-------- SUPPLIED RECORDS

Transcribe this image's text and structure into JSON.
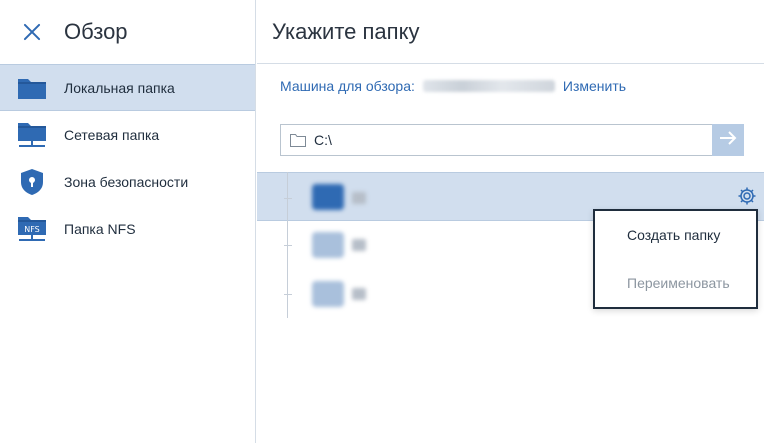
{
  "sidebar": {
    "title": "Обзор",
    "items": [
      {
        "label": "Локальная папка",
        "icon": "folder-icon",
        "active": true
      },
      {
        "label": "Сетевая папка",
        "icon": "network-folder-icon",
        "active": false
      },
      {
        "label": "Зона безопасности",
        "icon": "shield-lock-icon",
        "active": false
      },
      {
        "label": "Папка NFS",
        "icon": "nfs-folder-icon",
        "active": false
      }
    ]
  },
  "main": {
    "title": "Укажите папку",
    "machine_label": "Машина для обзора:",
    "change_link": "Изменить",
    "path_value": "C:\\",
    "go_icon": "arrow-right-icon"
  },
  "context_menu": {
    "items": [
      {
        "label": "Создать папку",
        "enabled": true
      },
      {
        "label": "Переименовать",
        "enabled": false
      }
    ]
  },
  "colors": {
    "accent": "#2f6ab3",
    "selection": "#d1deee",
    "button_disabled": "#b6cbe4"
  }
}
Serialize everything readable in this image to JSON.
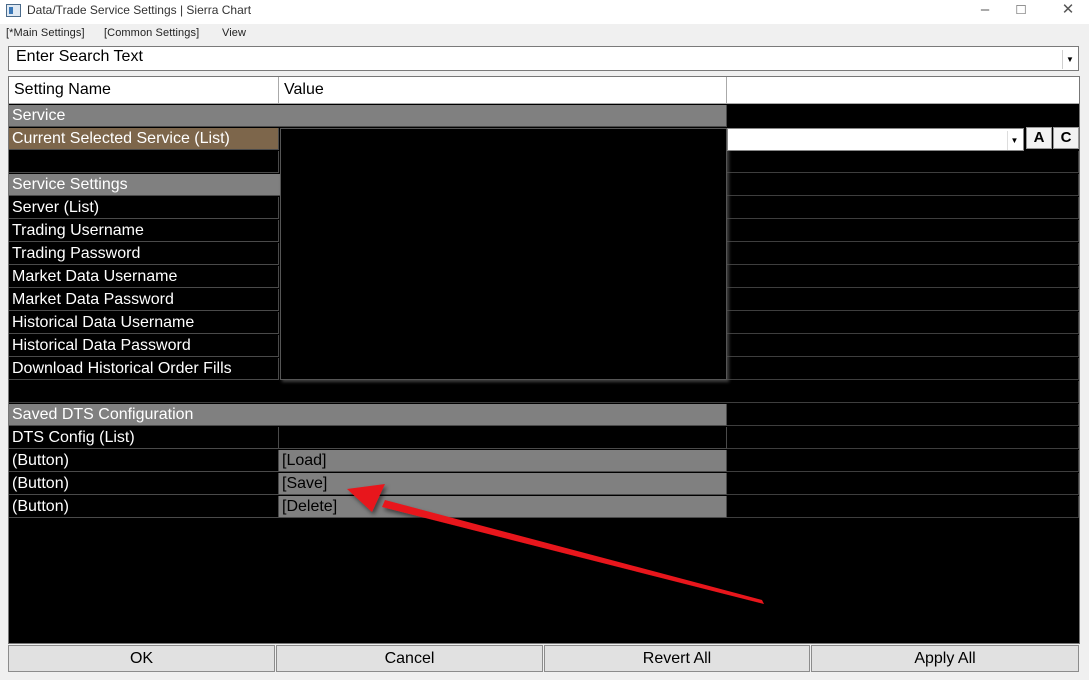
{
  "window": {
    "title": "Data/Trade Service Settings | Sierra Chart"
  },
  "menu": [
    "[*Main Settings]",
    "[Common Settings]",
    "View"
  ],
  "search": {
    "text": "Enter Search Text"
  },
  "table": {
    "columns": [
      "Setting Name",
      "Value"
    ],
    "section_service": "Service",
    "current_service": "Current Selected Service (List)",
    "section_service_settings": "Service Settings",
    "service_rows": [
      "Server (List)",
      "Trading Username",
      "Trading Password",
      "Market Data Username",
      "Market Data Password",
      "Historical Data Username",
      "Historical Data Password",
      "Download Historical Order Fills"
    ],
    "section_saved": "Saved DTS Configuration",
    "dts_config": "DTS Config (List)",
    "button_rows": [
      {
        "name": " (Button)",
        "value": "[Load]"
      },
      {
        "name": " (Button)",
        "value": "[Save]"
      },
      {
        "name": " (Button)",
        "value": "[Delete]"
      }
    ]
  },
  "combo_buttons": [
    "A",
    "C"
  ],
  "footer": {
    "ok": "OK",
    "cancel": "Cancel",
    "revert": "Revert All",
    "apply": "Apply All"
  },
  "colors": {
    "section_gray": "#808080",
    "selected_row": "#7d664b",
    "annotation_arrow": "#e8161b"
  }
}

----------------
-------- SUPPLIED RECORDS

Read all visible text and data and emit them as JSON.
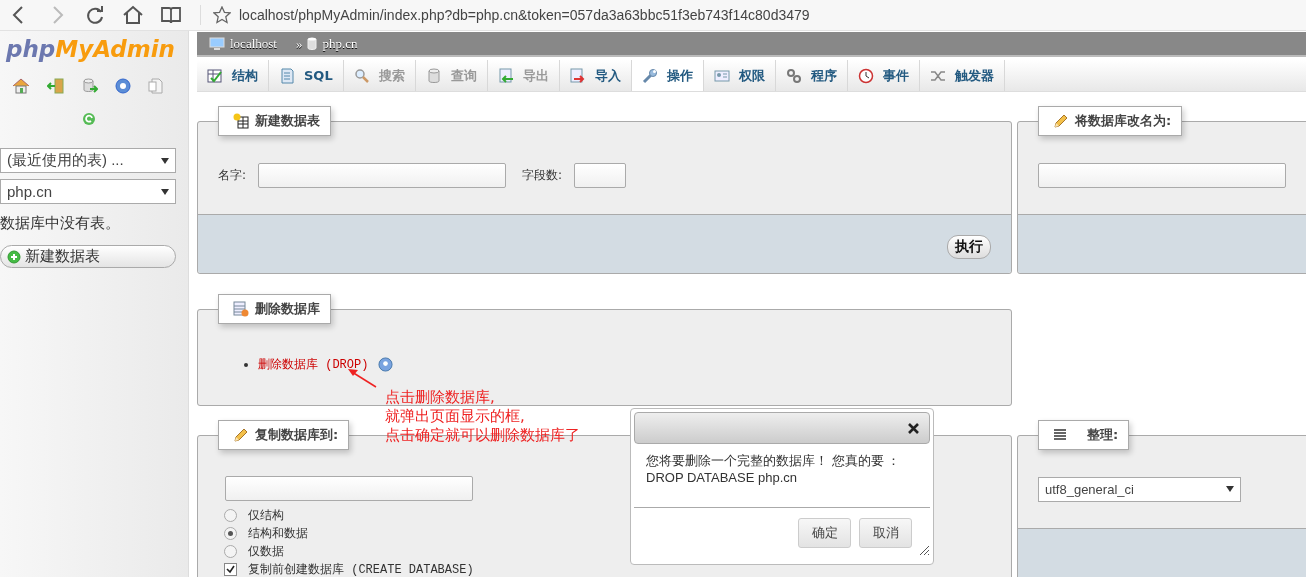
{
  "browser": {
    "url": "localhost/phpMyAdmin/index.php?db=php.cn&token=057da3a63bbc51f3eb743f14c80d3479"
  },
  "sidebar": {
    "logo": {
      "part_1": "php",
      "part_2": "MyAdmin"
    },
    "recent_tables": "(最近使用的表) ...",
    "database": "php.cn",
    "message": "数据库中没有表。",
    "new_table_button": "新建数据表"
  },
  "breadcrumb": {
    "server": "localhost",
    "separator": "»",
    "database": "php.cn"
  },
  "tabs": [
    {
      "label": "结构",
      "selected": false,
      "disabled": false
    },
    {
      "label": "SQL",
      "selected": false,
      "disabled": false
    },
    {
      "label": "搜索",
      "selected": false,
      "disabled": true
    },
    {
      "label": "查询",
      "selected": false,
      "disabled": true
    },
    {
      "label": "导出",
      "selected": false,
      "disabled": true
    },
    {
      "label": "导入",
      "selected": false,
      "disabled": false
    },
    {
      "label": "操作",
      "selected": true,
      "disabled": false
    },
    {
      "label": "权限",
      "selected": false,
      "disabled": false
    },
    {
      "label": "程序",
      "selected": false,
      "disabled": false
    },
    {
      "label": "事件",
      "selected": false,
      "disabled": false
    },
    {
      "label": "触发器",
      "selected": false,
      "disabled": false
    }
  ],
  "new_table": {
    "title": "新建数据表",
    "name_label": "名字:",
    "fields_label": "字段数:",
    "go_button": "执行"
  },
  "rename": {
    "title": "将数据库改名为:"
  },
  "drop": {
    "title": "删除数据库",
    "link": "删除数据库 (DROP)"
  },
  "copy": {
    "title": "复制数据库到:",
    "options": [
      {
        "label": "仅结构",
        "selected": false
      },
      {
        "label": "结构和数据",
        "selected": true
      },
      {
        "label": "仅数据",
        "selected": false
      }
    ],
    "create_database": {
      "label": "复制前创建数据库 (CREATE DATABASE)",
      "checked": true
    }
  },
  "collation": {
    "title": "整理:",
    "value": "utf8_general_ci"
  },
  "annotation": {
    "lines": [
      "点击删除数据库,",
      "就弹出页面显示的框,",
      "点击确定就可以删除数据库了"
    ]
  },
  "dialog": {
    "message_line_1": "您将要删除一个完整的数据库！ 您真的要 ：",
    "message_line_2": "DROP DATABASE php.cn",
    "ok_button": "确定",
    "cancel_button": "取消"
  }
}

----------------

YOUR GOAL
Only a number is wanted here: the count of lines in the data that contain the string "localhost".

SOLUTION BELOW
2